The joy of it all is that all this biochemical evidence is supportive of the working principles of the Naturopaths of the last few centuries, who have worked to support “The Life Force”. What is this “Life Force”? Insofar as it is a subtle force, as yet undetected by Science, it attracts the derision of the sceptics. But one can choose whether or not to regard this as a subtle force. If that does not fall within your belief system, then you can simply look at the energetic flux of chemical change within the cells and equate that with the Life Force.

The fact is that the healthy cell is characterised by an ebullient metabolism, a dynamic system of energetic processes fuelled by ATP (adenosine triphosphate, the “energy currency of the cell). The cell’s ability to manufacture and utilize ATP is determined by the integrity of its enzyme systems and its intracellular structures.

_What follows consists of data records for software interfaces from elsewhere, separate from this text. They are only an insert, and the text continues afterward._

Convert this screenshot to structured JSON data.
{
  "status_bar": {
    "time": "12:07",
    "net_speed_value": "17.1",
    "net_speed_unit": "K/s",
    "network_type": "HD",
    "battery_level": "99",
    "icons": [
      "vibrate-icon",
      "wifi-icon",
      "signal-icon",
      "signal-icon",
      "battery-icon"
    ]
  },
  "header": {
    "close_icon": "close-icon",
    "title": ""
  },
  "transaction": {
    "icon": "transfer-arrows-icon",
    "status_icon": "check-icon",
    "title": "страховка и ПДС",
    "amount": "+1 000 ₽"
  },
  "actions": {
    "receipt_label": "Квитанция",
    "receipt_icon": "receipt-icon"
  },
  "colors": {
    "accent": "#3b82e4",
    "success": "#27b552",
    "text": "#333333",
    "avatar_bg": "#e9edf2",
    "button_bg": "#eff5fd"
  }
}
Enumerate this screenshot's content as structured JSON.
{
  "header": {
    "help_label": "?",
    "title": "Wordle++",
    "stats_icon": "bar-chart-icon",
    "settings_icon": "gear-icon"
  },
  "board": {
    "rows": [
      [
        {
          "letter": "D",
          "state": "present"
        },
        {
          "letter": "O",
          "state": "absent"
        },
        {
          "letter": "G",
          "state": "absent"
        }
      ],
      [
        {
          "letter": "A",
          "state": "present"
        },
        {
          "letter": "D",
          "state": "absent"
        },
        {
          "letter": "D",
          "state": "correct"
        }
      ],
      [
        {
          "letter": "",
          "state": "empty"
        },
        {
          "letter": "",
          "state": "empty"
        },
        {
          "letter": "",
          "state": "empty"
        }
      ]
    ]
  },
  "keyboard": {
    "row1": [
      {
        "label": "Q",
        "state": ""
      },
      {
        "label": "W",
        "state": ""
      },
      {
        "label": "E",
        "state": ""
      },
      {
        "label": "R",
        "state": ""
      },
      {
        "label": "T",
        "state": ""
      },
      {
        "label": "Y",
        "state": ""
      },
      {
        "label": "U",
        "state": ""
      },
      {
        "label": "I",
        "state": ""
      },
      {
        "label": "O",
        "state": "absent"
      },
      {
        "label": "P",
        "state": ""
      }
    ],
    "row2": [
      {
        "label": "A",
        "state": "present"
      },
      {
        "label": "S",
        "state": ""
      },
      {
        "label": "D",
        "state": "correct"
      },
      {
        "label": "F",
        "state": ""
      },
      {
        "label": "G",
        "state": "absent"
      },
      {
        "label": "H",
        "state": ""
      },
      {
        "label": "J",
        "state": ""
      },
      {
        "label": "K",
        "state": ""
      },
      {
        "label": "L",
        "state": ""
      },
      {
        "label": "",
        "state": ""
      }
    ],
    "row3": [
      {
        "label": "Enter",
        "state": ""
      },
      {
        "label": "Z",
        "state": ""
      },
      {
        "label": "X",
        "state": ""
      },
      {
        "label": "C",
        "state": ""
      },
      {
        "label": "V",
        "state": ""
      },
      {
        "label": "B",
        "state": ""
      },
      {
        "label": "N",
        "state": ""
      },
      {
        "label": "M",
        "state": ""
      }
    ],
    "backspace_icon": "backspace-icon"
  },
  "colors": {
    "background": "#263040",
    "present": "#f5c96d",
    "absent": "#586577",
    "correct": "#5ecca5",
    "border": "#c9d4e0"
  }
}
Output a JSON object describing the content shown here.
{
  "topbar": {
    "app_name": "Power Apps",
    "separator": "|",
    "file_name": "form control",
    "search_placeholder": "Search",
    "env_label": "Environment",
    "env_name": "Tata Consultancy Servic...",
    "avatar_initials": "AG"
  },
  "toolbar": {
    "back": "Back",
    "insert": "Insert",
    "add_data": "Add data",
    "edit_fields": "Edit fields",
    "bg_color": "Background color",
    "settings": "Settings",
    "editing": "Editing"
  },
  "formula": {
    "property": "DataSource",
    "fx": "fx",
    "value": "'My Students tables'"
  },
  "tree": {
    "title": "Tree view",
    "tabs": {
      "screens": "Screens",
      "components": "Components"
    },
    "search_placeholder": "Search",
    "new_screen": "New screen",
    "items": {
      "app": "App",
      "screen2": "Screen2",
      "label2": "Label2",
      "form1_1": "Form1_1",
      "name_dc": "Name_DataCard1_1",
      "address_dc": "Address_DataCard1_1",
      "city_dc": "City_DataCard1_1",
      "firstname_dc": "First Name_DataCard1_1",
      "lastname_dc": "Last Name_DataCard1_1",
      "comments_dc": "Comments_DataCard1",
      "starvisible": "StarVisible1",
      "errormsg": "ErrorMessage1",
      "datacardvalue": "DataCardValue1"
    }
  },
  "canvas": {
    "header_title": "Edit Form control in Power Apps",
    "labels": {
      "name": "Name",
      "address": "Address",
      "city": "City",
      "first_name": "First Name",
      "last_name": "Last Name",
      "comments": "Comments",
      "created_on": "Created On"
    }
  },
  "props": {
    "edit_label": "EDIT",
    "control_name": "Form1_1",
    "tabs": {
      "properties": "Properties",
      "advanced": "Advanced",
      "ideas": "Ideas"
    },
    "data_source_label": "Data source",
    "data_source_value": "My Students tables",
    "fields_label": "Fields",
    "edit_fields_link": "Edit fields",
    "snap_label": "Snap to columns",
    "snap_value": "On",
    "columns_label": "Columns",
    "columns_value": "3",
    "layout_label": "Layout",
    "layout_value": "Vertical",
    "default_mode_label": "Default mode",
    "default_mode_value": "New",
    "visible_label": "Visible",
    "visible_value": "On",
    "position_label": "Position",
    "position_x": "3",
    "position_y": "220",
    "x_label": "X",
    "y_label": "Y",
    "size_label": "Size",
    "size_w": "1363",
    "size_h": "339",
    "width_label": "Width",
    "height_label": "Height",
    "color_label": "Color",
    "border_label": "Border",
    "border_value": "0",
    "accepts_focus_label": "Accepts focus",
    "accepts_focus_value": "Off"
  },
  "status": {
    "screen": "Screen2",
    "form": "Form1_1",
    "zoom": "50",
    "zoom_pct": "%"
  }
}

The whole strategy of Naturopathic Nutritional Medicine is aimed at normalizing and activating the cells’ own internal systems. If the cells, and therefore the body, are ailing and sluggish, it aims to return the cellular metabolism to normal, and so restore vitality and health. The orthodox nutritionist is seemingly fumbling and at a loss if asked to take any action towards restoring health. He knows not what to do. His training has certainly not informed him as to what to do unless it is a straightforward nutritional deficiency illness like scurvy or beri-beri. So, in most cases of ill health he or she is powerless.